What you should do: The answer is every line in the data below that contains the word "once".

────

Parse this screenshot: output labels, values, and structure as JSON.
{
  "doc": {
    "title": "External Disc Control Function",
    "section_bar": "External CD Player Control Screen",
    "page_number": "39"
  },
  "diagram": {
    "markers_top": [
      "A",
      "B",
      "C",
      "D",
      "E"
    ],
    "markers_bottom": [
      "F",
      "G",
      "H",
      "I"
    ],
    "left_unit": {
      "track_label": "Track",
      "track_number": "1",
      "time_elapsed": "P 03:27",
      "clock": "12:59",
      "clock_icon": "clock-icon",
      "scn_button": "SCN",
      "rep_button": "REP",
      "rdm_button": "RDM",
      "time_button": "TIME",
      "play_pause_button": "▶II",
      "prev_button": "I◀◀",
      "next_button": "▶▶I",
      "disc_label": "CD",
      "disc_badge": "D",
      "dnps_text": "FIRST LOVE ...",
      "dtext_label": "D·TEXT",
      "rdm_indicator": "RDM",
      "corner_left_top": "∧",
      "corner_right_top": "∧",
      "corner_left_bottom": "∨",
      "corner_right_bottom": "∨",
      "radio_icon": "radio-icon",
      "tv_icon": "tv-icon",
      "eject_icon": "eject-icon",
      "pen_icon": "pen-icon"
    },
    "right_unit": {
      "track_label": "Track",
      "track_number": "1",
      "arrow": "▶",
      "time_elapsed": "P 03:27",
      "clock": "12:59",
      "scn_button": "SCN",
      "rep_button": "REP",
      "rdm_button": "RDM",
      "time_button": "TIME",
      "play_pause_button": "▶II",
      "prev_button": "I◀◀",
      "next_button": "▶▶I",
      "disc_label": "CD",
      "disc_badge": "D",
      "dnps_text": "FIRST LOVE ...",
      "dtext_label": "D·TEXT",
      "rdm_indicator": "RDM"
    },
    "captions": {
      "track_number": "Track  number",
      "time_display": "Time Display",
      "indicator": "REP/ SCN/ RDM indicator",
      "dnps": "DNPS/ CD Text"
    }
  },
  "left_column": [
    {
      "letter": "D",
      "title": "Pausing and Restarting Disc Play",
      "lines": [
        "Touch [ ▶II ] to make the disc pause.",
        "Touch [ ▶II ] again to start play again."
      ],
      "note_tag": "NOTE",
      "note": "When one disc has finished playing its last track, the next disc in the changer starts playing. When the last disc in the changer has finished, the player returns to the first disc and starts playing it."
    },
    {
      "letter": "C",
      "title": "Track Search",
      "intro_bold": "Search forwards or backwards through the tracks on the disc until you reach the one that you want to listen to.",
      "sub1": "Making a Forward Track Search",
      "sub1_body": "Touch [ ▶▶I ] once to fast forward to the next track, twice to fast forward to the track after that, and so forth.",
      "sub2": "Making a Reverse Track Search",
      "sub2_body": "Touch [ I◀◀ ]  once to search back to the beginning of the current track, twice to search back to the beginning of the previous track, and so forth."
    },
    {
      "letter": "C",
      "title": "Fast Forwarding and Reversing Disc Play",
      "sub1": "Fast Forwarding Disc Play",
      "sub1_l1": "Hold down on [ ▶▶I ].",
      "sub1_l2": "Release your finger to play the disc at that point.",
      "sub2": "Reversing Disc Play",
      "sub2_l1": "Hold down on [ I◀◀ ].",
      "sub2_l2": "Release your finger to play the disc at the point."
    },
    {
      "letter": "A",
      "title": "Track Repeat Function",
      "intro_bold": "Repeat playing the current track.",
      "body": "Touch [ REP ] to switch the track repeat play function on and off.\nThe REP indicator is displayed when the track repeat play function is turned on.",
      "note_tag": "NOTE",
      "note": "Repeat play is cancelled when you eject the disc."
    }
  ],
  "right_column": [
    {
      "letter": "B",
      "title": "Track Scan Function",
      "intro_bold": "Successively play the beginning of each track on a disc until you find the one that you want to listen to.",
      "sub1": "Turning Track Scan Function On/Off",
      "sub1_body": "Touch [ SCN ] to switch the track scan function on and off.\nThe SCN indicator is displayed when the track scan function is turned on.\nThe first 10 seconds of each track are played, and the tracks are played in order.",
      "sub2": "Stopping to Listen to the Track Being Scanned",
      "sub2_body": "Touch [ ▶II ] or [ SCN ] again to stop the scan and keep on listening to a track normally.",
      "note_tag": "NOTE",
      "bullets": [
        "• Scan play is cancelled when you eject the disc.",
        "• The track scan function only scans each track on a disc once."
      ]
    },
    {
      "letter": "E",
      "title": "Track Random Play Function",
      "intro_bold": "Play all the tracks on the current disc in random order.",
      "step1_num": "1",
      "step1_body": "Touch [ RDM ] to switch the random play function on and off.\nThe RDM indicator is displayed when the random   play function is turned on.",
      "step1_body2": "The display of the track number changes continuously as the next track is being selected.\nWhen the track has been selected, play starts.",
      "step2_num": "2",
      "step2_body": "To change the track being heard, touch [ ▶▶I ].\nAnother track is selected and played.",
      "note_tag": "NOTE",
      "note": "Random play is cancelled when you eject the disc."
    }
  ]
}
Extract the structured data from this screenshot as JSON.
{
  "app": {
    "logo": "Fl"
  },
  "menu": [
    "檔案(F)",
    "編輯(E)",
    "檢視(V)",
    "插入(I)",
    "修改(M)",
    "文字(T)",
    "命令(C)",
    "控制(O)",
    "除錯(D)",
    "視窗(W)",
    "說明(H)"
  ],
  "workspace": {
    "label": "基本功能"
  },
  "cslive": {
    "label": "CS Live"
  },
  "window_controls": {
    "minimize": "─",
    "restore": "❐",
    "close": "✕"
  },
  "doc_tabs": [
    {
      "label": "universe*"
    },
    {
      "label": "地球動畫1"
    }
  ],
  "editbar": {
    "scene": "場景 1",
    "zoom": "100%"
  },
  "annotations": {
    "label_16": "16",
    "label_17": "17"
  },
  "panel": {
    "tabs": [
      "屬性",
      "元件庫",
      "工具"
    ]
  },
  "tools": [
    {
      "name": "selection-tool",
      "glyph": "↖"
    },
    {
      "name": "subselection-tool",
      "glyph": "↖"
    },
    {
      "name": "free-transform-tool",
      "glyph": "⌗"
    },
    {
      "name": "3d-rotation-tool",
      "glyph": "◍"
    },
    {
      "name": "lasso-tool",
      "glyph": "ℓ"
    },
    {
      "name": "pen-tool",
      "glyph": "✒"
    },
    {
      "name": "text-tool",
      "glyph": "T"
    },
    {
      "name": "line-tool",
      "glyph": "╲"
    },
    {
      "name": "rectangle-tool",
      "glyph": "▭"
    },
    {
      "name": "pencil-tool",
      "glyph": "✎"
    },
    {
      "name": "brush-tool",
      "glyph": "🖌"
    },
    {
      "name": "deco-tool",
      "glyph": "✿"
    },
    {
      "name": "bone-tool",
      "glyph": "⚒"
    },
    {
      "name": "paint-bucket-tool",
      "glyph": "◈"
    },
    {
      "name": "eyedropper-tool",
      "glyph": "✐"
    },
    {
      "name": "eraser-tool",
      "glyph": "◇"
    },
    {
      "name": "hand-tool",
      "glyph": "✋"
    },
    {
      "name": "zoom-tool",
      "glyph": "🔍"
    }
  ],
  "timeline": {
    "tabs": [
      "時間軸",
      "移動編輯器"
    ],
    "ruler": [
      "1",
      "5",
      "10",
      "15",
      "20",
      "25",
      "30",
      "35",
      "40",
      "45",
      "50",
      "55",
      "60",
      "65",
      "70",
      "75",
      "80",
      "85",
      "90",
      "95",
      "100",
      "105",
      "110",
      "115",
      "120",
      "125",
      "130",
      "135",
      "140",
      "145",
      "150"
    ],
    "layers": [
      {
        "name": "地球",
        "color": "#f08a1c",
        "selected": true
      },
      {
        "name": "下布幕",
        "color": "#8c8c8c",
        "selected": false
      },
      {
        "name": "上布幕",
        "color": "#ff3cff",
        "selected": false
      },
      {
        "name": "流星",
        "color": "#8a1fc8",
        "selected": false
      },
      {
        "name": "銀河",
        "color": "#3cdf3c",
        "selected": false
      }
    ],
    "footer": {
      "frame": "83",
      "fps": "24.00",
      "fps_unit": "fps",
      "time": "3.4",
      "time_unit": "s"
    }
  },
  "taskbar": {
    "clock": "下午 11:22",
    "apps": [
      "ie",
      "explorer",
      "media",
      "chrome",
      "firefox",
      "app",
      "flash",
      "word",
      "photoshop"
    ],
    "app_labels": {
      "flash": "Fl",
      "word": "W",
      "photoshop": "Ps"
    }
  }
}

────

Exercise result:
      "sub1_body": "Touch [ ▶▶I ] once to fast forward to the next track, twice to fast forward to the track after that, and so forth.",
      "sub2_body": "Touch [ I◀◀ ]  once to search back to the beginning of the current track, twice to search back to the beginning of the previous track, and so forth."
        "• The track scan function only scans each track on a disc once."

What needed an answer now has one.